◆ YOUR TASK:
Please print each record below exactly as it is written.

◆ SUPPLIED ENTRIES:
● ● ● ● ●

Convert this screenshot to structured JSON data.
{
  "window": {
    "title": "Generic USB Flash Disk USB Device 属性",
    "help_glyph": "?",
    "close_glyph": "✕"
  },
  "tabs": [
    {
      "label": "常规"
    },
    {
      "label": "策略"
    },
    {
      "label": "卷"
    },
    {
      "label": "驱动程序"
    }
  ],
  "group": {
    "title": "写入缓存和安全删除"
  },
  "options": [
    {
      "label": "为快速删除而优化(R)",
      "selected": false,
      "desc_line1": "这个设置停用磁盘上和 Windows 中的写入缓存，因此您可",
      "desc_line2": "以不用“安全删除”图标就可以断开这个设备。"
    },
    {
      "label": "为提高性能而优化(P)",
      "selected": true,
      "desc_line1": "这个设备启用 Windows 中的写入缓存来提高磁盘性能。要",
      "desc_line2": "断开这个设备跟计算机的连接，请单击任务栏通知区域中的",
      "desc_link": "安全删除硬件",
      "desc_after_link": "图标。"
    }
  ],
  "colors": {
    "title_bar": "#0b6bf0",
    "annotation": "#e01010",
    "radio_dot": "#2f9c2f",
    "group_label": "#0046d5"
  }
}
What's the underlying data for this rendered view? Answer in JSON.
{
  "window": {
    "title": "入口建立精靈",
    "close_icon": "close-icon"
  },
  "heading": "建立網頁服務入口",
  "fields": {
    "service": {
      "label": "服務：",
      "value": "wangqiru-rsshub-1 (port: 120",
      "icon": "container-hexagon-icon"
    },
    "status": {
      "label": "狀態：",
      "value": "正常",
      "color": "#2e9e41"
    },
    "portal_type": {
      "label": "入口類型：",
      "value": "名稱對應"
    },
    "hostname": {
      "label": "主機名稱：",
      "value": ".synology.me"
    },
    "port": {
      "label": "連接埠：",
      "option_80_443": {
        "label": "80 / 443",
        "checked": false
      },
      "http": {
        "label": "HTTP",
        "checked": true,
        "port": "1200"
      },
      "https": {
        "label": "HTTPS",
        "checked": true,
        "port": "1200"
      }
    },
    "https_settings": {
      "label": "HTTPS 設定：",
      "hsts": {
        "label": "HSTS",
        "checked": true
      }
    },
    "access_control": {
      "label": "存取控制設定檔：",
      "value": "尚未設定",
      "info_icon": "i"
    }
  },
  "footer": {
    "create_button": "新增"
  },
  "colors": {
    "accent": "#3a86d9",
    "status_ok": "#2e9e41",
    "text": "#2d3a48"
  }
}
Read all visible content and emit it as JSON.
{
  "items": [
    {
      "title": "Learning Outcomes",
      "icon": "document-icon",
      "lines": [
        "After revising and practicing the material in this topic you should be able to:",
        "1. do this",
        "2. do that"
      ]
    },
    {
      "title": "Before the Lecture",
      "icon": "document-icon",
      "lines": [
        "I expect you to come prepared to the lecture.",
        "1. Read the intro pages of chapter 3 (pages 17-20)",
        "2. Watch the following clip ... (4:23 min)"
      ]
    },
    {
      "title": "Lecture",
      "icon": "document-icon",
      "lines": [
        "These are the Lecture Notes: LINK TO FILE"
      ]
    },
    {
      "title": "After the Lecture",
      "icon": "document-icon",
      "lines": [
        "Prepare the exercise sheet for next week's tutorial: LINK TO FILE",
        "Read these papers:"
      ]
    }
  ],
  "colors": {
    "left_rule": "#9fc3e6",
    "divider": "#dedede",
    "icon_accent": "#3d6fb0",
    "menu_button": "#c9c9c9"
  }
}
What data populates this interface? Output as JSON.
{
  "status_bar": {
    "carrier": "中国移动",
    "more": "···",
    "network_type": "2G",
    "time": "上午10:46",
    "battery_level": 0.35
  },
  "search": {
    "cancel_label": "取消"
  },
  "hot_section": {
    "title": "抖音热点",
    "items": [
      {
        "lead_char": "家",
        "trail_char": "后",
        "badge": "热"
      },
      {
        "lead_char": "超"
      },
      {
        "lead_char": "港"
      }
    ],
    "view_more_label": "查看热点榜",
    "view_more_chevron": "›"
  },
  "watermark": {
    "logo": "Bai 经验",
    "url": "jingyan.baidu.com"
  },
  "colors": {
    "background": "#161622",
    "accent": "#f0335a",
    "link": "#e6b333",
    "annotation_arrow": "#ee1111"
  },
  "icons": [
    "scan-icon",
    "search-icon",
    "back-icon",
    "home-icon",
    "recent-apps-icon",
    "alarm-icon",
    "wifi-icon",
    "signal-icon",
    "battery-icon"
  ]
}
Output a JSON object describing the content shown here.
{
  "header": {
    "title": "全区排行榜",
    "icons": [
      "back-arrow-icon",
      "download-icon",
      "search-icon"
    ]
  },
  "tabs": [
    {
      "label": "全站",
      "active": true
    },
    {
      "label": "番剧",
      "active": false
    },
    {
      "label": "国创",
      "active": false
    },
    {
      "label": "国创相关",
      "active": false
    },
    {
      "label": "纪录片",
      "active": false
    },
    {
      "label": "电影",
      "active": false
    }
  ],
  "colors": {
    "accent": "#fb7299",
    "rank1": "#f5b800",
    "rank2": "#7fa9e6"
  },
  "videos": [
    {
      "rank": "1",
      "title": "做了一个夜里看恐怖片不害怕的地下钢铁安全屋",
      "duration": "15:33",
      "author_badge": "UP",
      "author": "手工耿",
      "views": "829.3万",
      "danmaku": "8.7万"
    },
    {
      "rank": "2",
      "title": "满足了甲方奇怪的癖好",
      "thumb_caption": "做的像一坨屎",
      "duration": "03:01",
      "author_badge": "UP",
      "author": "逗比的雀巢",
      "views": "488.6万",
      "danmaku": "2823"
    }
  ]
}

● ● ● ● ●

◆ EXERCISE OUTPUT:
Convert this screenshot to structured JSON data.
{
  "window": {
    "title": "Generic USB Flash Disk USB Device 属性",
    "help_glyph": "?",
    "close_glyph": "✕"
  },
  "tabs": [
    {
      "label": "常规"
    },
    {
      "label": "策略"
    },
    {
      "label": "卷"
    },
    {
      "label": "驱动程序"
    }
  ],
  "group": {
    "title": "写入缓存和安全删除"
  },
  "options": [
    {
      "label": "为快速删除而优化(R)",
      "selected": false,
      "desc_line1": "这个设置停用磁盘上和 Windows 中的写入缓存，因此您可",
      "desc_line2": "以不用“安全删除”图标就可以断开这个设备。"
    },
    {
      "label": "为提高性能而优化(P)",
      "selected": true,
      "desc_line1": "这个设备启用 Windows 中的写入缓存来提高磁盘性能。要",
      "desc_line2": "断开这个设备跟计算机的连接，请单击任务栏通知区域中的",
      "desc_link": "安全删除硬件",
      "desc_after_link": "图标。"
    }
  ],
  "colors": {
    "title_bar": "#0b6bf0",
    "annotation": "#e01010",
    "radio_dot": "#2f9c2f",
    "group_label": "#0046d5"
  }
}
What's the underlying data for this rendered view? Answer in JSON.
{
  "window": {
    "title": "入口建立精靈",
    "close_icon": "close-icon"
  },
  "heading": "建立網頁服務入口",
  "fields": {
    "service": {
      "label": "服務：",
      "value": "wangqiru-rsshub-1 (port: 120",
      "icon": "container-hexagon-icon"
    },
    "status": {
      "label": "狀態：",
      "value": "正常",
      "color": "#2e9e41"
    },
    "portal_type": {
      "label": "入口類型：",
      "value": "名稱對應"
    },
    "hostname": {
      "label": "主機名稱：",
      "value": ".synology.me"
    },
    "port": {
      "label": "連接埠：",
      "option_80_443": {
        "label": "80 / 443",
        "checked": false
      },
      "http": {
        "label": "HTTP",
        "checked": true,
        "port": "1200"
      },
      "https": {
        "label": "HTTPS",
        "checked": true,
        "port": "1200"
      }
    },
    "https_settings": {
      "label": "HTTPS 設定：",
      "hsts": {
        "label": "HSTS",
        "checked": true
      }
    },
    "access_control": {
      "label": "存取控制設定檔：",
      "value": "尚未設定",
      "info_icon": "i"
    }
  },
  "footer": {
    "create_button": "新增"
  },
  "colors": {
    "accent": "#3a86d9",
    "status_ok": "#2e9e41",
    "text": "#2d3a48"
  }
}
Read all visible content and emit it as JSON.
{
  "items": [
    {
      "title": "Learning Outcomes",
      "icon": "document-icon",
      "lines": [
        "After revising and practicing the material in this topic you should be able to:",
        "1. do this",
        "2. do that"
      ]
    },
    {
      "title": "Before the Lecture",
      "icon": "document-icon",
      "lines": [
        "I expect you to come prepared to the lecture.",
        "1. Read the intro pages of chapter 3 (pages 17-20)",
        "2. Watch the following clip ... (4:23 min)"
      ]
    },
    {
      "title": "Lecture",
      "icon": "document-icon",
      "lines": [
        "These are the Lecture Notes: LINK TO FILE"
      ]
    },
    {
      "title": "After the Lecture",
      "icon": "document-icon",
      "lines": [
        "Prepare the exercise sheet for next week's tutorial: LINK TO FILE",
        "Read these papers:"
      ]
    }
  ],
  "colors": {
    "left_rule": "#9fc3e6",
    "divider": "#dedede",
    "icon_accent": "#3d6fb0",
    "menu_button": "#c9c9c9"
  }
}
What data populates this interface? Output as JSON.
{
  "status_bar": {
    "carrier": "中国移动",
    "more": "···",
    "network_type": "2G",
    "time": "上午10:46",
    "battery_level": 0.35
  },
  "search": {
    "cancel_label": "取消"
  },
  "hot_section": {
    "title": "抖音热点",
    "items": [
      {
        "lead_char": "家",
        "trail_char": "后",
        "badge": "热"
      },
      {
        "lead_char": "超"
      },
      {
        "lead_char": "港"
      }
    ],
    "view_more_label": "查看热点榜",
    "view_more_chevron": "›"
  },
  "watermark": {
    "logo": "Bai 经验",
    "url": "jingyan.baidu.com"
  },
  "colors": {
    "background": "#161622",
    "accent": "#f0335a",
    "link": "#e6b333",
    "annotation_arrow": "#ee1111"
  },
  "icons": [
    "scan-icon",
    "search-icon",
    "back-icon",
    "home-icon",
    "recent-apps-icon",
    "alarm-icon",
    "wifi-icon",
    "signal-icon",
    "battery-icon"
  ]
}
Output a JSON object describing the content shown here.
{
  "header": {
    "title": "全区排行榜",
    "icons": [
      "back-arrow-icon",
      "download-icon",
      "search-icon"
    ]
  },
  "tabs": [
    {
      "label": "全站",
      "active": true
    },
    {
      "label": "番剧",
      "active": false
    },
    {
      "label": "国创",
      "active": false
    },
    {
      "label": "国创相关",
      "active": false
    },
    {
      "label": "纪录片",
      "active": false
    },
    {
      "label": "电影",
      "active": false
    }
  ],
  "colors": {
    "accent": "#fb7299",
    "rank1": "#f5b800",
    "rank2": "#7fa9e6"
  },
  "videos": [
    {
      "rank": "1",
      "title": "做了一个夜里看恐怖片不害怕的地下钢铁安全屋",
      "duration": "15:33",
      "author_badge": "UP",
      "author": "手工耿",
      "views": "829.3万",
      "danmaku": "8.7万"
    },
    {
      "rank": "2",
      "title": "满足了甲方奇怪的癖好",
      "thumb_caption": "做的像一坨屎",
      "duration": "03:01",
      "author_badge": "UP",
      "author": "逗比的雀巢",
      "views": "488.6万",
      "danmaku": "2823"
    }
  ]
}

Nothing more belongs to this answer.